> _Assignment_
The answer must be the full listing, repeated exactly.

> _Exercise data_
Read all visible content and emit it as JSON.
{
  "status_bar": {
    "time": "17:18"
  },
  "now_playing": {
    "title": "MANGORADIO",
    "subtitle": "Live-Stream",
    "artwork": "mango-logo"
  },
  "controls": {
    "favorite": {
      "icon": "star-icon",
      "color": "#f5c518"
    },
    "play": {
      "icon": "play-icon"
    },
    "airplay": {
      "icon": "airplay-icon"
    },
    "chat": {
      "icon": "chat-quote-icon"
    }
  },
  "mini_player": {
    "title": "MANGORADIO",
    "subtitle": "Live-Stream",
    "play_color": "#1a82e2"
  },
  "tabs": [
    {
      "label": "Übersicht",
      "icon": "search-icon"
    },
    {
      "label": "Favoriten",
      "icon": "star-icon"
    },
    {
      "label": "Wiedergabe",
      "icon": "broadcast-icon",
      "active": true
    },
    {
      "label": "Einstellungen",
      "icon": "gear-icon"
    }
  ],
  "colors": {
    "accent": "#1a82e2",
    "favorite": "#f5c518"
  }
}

> _Solution for this exercise_
Read all visible content and emit it as JSON.
{
  "status_bar": {
    "time": "17:18"
  },
  "now_playing": {
    "title": "MANGORADIO",
    "subtitle": "Live-Stream",
    "artwork": "mango-logo"
  },
  "controls": {
    "favorite": {
      "icon": "star-icon",
      "color": "#f5c518"
    },
    "play": {
      "icon": "play-icon"
    },
    "airplay": {
      "icon": "airplay-icon"
    },
    "chat": {
      "icon": "chat-quote-icon"
    }
  },
  "mini_player": {
    "title": "MANGORADIO",
    "subtitle": "Live-Stream",
    "play_color": "#1a82e2"
  },
  "tabs": [
    {
      "label": "Übersicht",
      "icon": "search-icon"
    },
    {
      "label": "Favoriten",
      "icon": "star-icon"
    },
    {
      "label": "Wiedergabe",
      "icon": "broadcast-icon",
      "active": true
    },
    {
      "label": "Einstellungen",
      "icon": "gear-icon"
    }
  ],
  "colors": {
    "accent": "#1a82e2",
    "favorite": "#f5c518"
  }
}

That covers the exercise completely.